Pull out every line below that holds the word "mention".

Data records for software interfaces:
■ ■ ■ ■ ■

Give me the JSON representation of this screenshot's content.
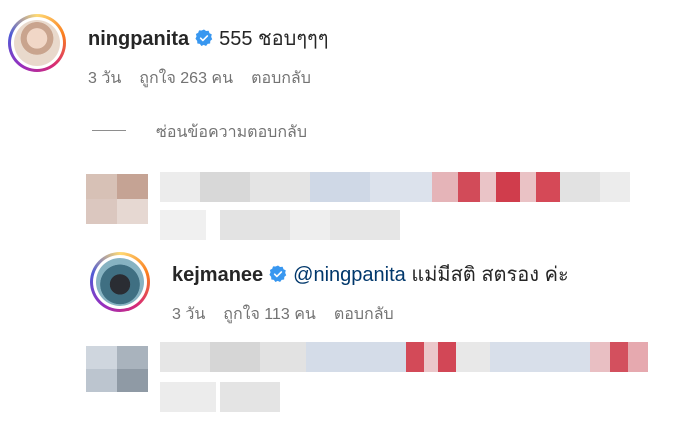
{
  "comments": [
    {
      "username": "ningpanita",
      "text": "555 ชอบๆๆๆ",
      "time": "3 วัน",
      "likes": "ถูกใจ 263 คน",
      "reply": "ตอบกลับ"
    },
    {
      "username": "kejmanee",
      "mention": "@ningpanita",
      "text": "แม่มีสติ สตรอง ค่ะ",
      "time": "3 วัน",
      "likes": "ถูกใจ 113 คน",
      "reply": "ตอบกลับ"
    }
  ],
  "hide_replies_label": "ซ่อนข้อความตอบกลับ",
  "colors": {
    "verified": "#3897f0",
    "mention": "#00376b",
    "meta": "#737373"
  },
  "icons": [
    "verified-badge-icon"
  ],
  "censored": "pixelated comments"
}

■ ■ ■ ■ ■

### [COMPLETED TASK]
      "mention": "@ningpanita",
    "mention": "#00376b",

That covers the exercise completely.